Tuesday, July 24, 2012
Homemade Oreo Cakesters
I can't believe I'm still talking about the weather. Sometimes it's like "Shutup Ann, I know it's hot. It's July." But it's actually super hot, right? It's not just me? Because I've seen more movies this summer alone than I've seen in the last year probably and it's only because I want to be in a cold dark place for 2 hours.
Of course this also means I've been baking less. Because my kitchen is neither cold nor dark. And when I decided to just brave the elements and make some time consuming, somewhat tedious Momofuku Milk Bar Compost Cookies, I overbaked them, like a rookie! It was so sad. It was so sad that I still ate some overbaked cookies. I'm not on top of my game in this weather! I'm a delicate flower and I'm wilting under the intense heat.
So maybe it's ok to just cheat a little bit. I'm talking about cake mix, guys. I don't use it often because from-scratch recipes truly just taste better but if you doctor up cake mix a bit (cough*buttercream*cough), it can certainly be worth using on those days when you want some time in the kitchen but maybe just not too much time.
Let's leave the real culinary adventures to rainy days and the long fall and winter months. Let's make summer about cake mix shortcuts, ceiling fans and long movies in cold dark places. Deal?
Here's the recipe!
Homemade Oreo Cakesters makes about 20 sandwiches
1 18.25oz box of devil's food cake mix
1/3 cup vegetable oil
1 cup unsalted butter (2 sticks), at room temperature
3-4 cups powdered sugar, sifted
1/4 teaspoon table salt
1 Tbsp vanilla extract
up to 4 Tbsp cream or milk
To make the cookies:
1. Preheat oven to 350 degrees and line a baking sheet with parchment paper or silicon mat. Set aside.
2. In a medium size bowl, pour cake mix and make a well in the center. Pour oil and eggs into the well and using a wooden spoon, combine cake mix and oil and eggs until well mixed. It should pull together as a dough but if it's a little dry, add a splash of milk to help the dough along.
3. Begin to portion the dough into balls, about a tablespoon in size, and place on prepared pans about 2 inches apart. You can actually make these as large or small as you'd like, just be sure to adjust the baking time to accommodate.

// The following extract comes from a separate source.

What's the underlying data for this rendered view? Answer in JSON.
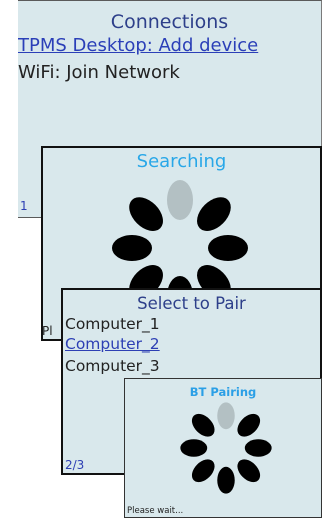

4. Bake for 8-10 minutes until the edges just set. Be sure not to overbake (it's tough to tell with chocolate cookies). The cookies will appear soft so allow to set about 3-4 mins on the pan before removing to a sheet of wax paper on the counter or a wire rack (**see note below).

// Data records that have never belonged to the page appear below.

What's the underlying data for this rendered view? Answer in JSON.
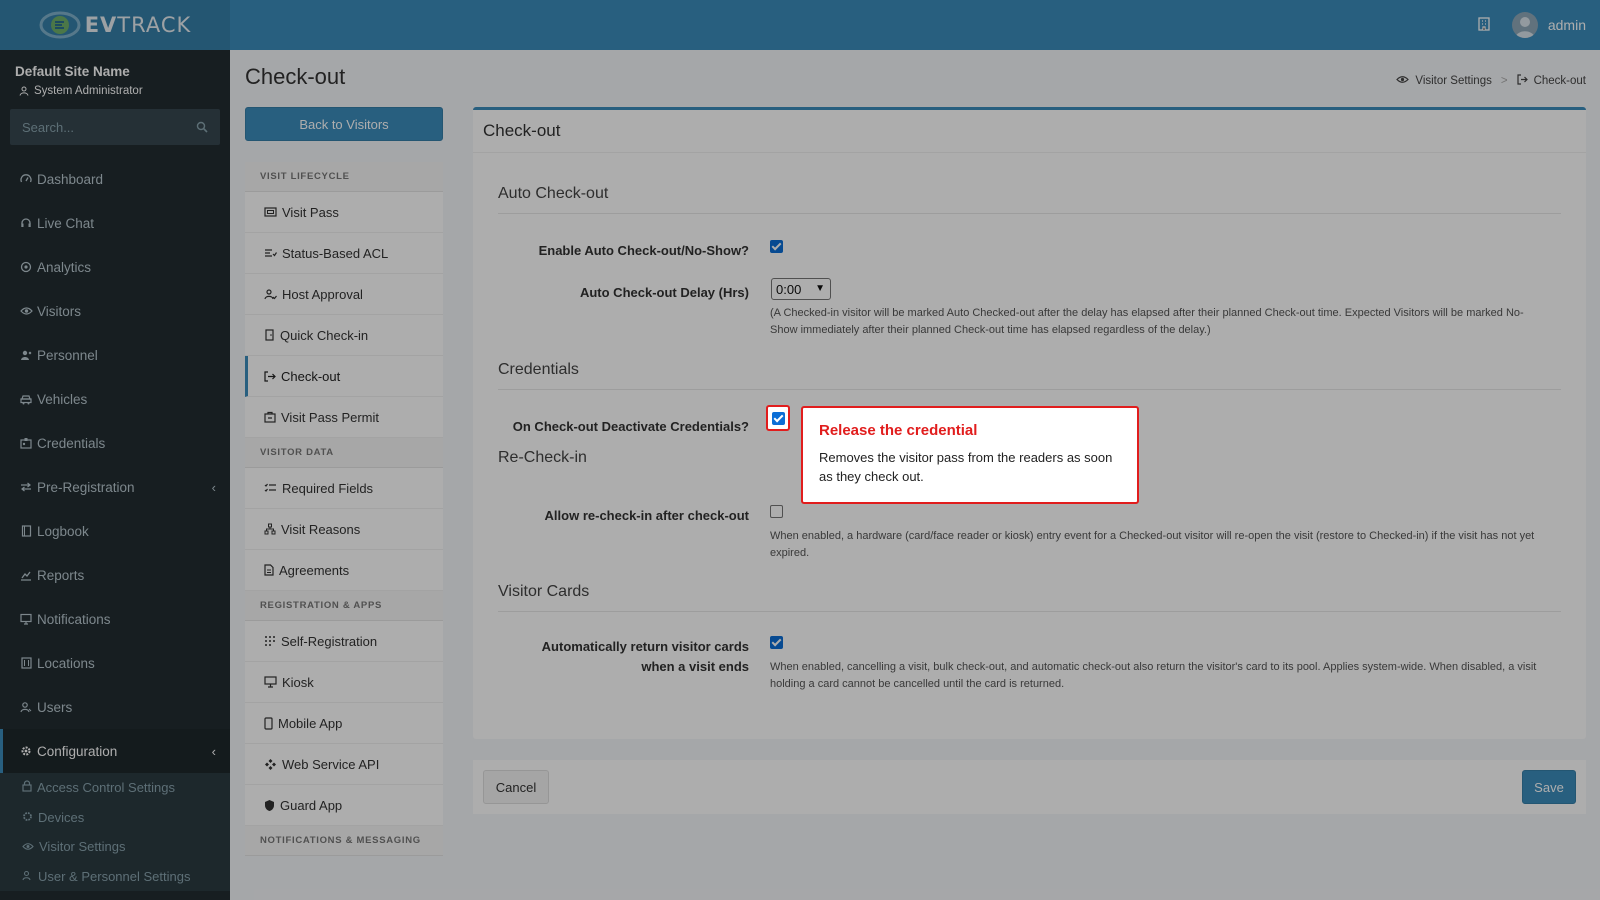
{
  "header": {
    "brand_ev": "EV",
    "brand_track": "TRACK",
    "user": "admin"
  },
  "sidebar": {
    "site_name": "Default Site Name",
    "role": "System Administrator",
    "search_placeholder": "Search...",
    "items": [
      {
        "label": "Dashboard",
        "icon": "dashboard-icon"
      },
      {
        "label": "Live Chat",
        "icon": "headset-icon"
      },
      {
        "label": "Analytics",
        "icon": "analytics-icon"
      },
      {
        "label": "Visitors",
        "icon": "eye-icon"
      },
      {
        "label": "Personnel",
        "icon": "personnel-icon"
      },
      {
        "label": "Vehicles",
        "icon": "car-icon"
      },
      {
        "label": "Credentials",
        "icon": "id-card-icon"
      },
      {
        "label": "Pre-Registration",
        "icon": "exchange-icon"
      },
      {
        "label": "Logbook",
        "icon": "book-icon"
      },
      {
        "label": "Reports",
        "icon": "reports-icon"
      },
      {
        "label": "Notifications",
        "icon": "notification-icon"
      },
      {
        "label": "Locations",
        "icon": "building-icon"
      },
      {
        "label": "Users",
        "icon": "users-icon"
      },
      {
        "label": "Configuration",
        "icon": "gear-icon"
      }
    ],
    "sub_items": [
      {
        "label": "Access Control Settings",
        "icon": "lock-icon"
      },
      {
        "label": "Devices",
        "icon": "cog-icon"
      },
      {
        "label": "Visitor Settings",
        "icon": "eye-icon"
      },
      {
        "label": "User & Personnel Settings",
        "icon": "users-icon"
      }
    ]
  },
  "page": {
    "title": "Check-out",
    "breadcrumb": {
      "parent": "Visitor Settings",
      "separator": ">",
      "current": "Check-out"
    },
    "back_button": "Back to Visitors"
  },
  "settings_nav": {
    "sections": [
      {
        "header": "VISIT LIFECYCLE",
        "items": [
          "Visit Pass",
          "Status-Based ACL",
          "Host Approval",
          "Quick Check-in",
          "Check-out",
          "Visit Pass Permit"
        ]
      },
      {
        "header": "VISITOR DATA",
        "items": [
          "Required Fields",
          "Visit Reasons",
          "Agreements"
        ]
      },
      {
        "header": "REGISTRATION & APPS",
        "items": [
          "Self-Registration",
          "Kiosk",
          "Mobile App",
          "Web Service API",
          "Guard App"
        ]
      },
      {
        "header": "NOTIFICATIONS & MESSAGING",
        "items": []
      }
    ],
    "active": "Check-out"
  },
  "card": {
    "title": "Check-out",
    "auto_checkout": {
      "title": "Auto Check-out",
      "enable_label": "Enable Auto Check-out/No-Show?",
      "enable_checked": true,
      "delay_label": "Auto Check-out Delay (Hrs)",
      "delay_value": "0:00",
      "delay_help": "(A Checked-in visitor will be marked Auto Checked-out after the delay has elapsed after their planned Check-out time. Expected Visitors will be marked No-Show immediately after their planned Check-out time has elapsed regardless of the delay.)"
    },
    "credentials": {
      "title": "Credentials",
      "deactivate_label": "On Check-out Deactivate Credentials?",
      "deactivate_checked": true
    },
    "recheckin": {
      "title": "Re-Check-in",
      "allow_label": "Allow re-check-in after check-out",
      "allow_checked": false,
      "allow_help": "When enabled, a hardware (card/face reader or kiosk) entry event for a Checked-out visitor will re-open the visit (restore to Checked-in) if the visit has not yet expired."
    },
    "visitor_cards": {
      "title": "Visitor Cards",
      "return_label_1": "Automatically return visitor cards",
      "return_label_2": "when a visit ends",
      "return_checked": true,
      "return_help": "When enabled, cancelling a visit, bulk check-out, and automatic check-out also return the visitor's card to its pool. Applies system-wide. When disabled, a visit holding a card cannot be cancelled until the card is returned."
    }
  },
  "footer": {
    "cancel": "Cancel",
    "save": "Save"
  },
  "tooltip": {
    "title": "Release the credential",
    "body": "Removes the visitor pass from the readers as soon as they check out."
  },
  "colors": {
    "accent": "#3c8dbc",
    "sidebar": "#222d32",
    "highlight": "#e11d1d"
  }
}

1. With a mixer fitted with the paddle attachment, beat butter for about 2-3 minutes on medium speed. Turn to low speed and slowly add 3 cups of powdered sugar to incorporate.
2. Turn mixer back to medium and add vanilla, salt and 2 tablespoons of milk/cream and beat for 3 minutes. If your frosting seems a little loose, add more sugar. If it's a bit too stiff, add more milk/cream.
Make sure cookies are completely cool before piping or spreading buttercream on one side of an upturned cookie. Pair with a similar size/shape cookie to make a sandwich! Store in an airtight container.
**You'll likely have leftover buttercream here so toss it in the fridge until you need it again. Or just eat it with a spoon. Whatever.
**When I first made these cookies, I didn't have a wire rack for cooling. Out of necessity, I placed warmed cookies on wax paper on the counter to continue cooling. Without the rack, there's less air circulation and I think it results in a softer cookie. The main thing is to not overbake them so if you'd like to cool on a rack, I'm sure these cookies will still be just fine.
Cookie recipe is an Annie's City Kitchen original
Buttercream recipe from Savory Sweet Life